Interface dataset entries
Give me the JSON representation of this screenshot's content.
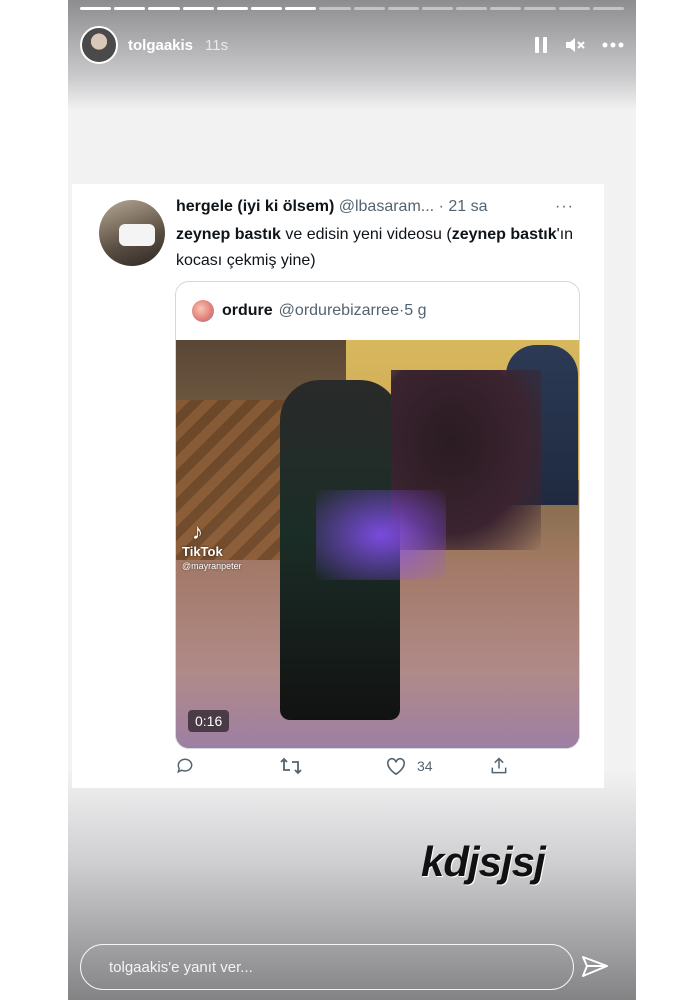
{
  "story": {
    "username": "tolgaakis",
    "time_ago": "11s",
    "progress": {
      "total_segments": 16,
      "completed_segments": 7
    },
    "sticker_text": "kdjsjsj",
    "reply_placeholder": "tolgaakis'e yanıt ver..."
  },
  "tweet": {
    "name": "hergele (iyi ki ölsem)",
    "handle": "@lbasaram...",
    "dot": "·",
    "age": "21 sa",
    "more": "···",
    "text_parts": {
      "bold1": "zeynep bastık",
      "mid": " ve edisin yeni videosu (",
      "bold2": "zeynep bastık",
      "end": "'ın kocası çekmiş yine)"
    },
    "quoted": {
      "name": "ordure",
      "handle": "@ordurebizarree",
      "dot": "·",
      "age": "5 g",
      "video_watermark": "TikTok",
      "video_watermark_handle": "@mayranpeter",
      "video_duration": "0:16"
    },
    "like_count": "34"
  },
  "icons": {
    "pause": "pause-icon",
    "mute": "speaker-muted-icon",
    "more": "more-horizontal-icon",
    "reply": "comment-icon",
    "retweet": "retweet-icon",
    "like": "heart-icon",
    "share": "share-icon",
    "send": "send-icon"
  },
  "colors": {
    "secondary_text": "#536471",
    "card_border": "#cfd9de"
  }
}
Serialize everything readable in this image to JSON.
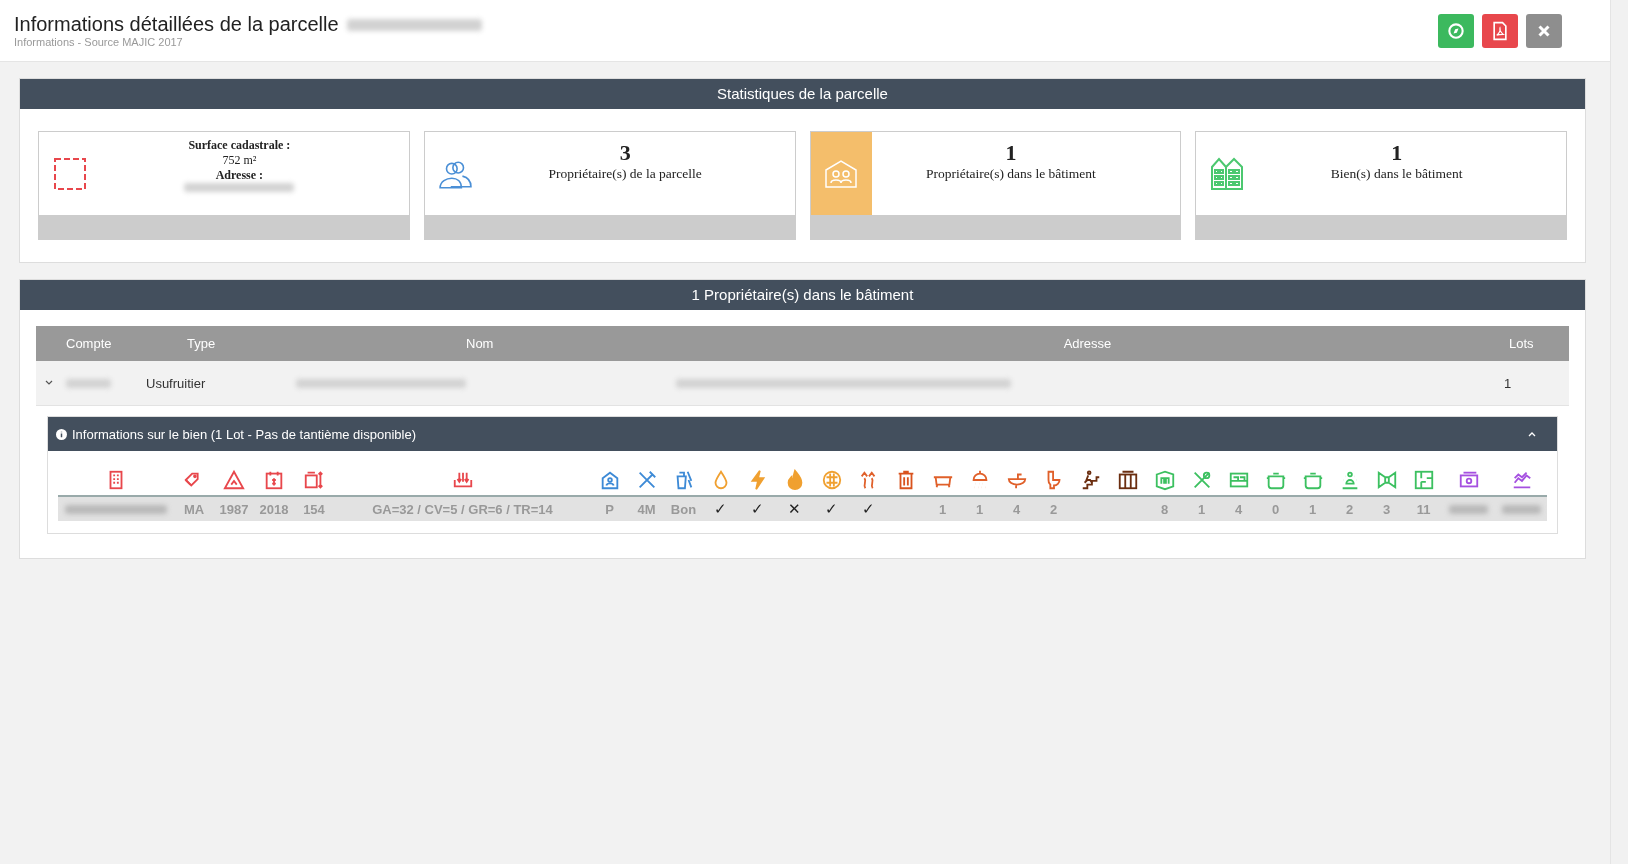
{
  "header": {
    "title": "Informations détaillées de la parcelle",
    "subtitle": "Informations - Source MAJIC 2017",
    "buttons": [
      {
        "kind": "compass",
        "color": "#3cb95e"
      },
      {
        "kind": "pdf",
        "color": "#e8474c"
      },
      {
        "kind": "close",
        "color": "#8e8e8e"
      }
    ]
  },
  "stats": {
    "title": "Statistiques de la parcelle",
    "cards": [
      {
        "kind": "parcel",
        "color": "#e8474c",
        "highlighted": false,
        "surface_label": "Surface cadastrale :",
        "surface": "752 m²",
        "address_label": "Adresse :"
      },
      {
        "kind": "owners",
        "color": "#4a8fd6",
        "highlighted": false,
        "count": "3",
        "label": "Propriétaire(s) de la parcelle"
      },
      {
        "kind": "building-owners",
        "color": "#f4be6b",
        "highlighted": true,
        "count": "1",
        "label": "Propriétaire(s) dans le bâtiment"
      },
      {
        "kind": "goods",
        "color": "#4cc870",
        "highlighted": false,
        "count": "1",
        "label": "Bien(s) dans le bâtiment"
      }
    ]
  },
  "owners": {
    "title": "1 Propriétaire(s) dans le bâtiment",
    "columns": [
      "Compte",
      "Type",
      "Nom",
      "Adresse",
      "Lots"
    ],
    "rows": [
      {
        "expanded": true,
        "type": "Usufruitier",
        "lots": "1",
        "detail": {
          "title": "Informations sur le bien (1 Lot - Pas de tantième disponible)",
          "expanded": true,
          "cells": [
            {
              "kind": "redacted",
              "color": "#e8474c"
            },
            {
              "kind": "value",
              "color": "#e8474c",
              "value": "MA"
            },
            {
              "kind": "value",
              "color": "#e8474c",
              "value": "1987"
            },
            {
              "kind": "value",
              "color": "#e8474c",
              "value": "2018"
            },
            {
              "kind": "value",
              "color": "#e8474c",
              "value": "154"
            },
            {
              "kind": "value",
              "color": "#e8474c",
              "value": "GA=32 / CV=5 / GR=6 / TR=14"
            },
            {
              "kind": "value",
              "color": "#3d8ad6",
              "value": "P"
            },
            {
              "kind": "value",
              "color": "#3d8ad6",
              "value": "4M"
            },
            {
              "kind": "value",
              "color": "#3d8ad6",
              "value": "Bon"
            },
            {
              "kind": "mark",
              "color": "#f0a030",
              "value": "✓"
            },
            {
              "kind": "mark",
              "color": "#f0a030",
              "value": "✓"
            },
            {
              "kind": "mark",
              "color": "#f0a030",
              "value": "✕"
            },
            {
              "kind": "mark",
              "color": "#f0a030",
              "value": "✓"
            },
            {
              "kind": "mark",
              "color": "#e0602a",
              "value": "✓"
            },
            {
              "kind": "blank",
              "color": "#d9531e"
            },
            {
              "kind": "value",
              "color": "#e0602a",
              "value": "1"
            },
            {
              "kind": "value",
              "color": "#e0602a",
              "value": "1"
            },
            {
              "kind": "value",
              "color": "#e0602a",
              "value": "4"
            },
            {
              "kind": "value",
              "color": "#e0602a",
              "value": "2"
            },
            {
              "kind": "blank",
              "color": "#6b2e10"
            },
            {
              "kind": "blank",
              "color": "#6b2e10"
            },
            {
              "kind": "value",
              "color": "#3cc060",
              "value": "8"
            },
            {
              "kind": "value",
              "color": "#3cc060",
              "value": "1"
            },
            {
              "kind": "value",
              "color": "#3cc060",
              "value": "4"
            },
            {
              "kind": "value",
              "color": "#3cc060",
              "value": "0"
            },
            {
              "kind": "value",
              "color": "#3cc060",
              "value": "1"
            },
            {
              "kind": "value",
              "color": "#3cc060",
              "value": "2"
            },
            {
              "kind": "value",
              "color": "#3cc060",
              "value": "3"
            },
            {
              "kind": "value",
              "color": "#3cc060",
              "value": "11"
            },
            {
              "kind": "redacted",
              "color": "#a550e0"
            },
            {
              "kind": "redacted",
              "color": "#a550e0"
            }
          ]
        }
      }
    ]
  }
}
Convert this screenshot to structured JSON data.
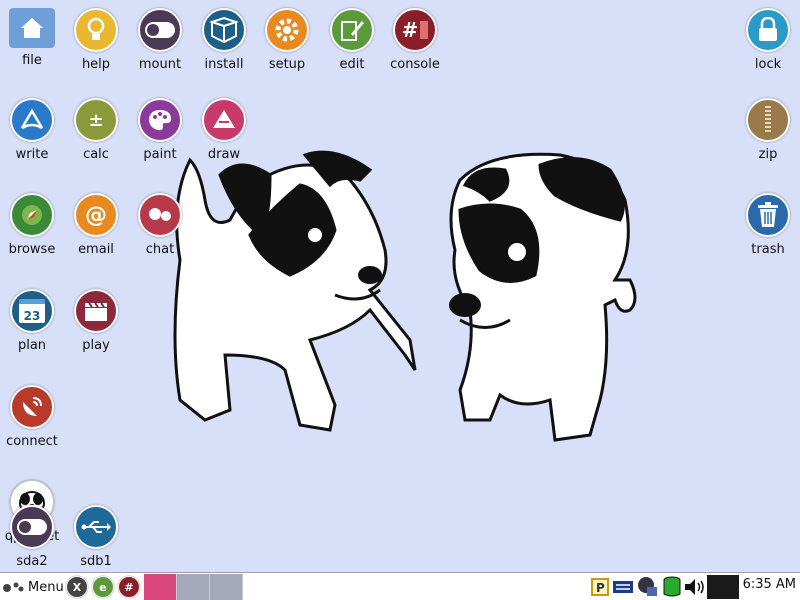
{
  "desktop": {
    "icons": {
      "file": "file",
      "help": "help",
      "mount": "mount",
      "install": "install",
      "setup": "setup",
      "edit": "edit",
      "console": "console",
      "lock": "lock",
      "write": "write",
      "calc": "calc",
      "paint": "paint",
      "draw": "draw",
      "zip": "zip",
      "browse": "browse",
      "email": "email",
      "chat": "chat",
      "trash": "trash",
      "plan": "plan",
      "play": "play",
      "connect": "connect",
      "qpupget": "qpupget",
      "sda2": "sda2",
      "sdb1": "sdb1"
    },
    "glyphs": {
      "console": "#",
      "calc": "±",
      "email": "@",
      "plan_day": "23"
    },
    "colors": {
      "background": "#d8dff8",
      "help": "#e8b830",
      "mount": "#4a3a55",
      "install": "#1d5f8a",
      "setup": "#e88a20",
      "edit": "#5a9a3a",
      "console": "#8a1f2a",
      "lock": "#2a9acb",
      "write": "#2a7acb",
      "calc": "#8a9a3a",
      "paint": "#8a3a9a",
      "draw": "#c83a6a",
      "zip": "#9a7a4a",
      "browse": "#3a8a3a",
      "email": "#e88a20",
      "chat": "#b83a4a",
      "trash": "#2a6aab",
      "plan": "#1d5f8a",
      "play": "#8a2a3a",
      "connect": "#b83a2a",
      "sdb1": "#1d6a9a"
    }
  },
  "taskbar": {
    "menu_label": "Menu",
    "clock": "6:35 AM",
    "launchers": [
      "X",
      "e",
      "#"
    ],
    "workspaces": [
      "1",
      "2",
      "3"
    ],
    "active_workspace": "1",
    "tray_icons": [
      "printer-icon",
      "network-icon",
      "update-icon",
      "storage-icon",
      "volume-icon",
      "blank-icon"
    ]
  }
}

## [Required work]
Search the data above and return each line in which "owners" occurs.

## [Exercise result]
        "kind": "owners",
        "kind": "building-owners",
  "owners": {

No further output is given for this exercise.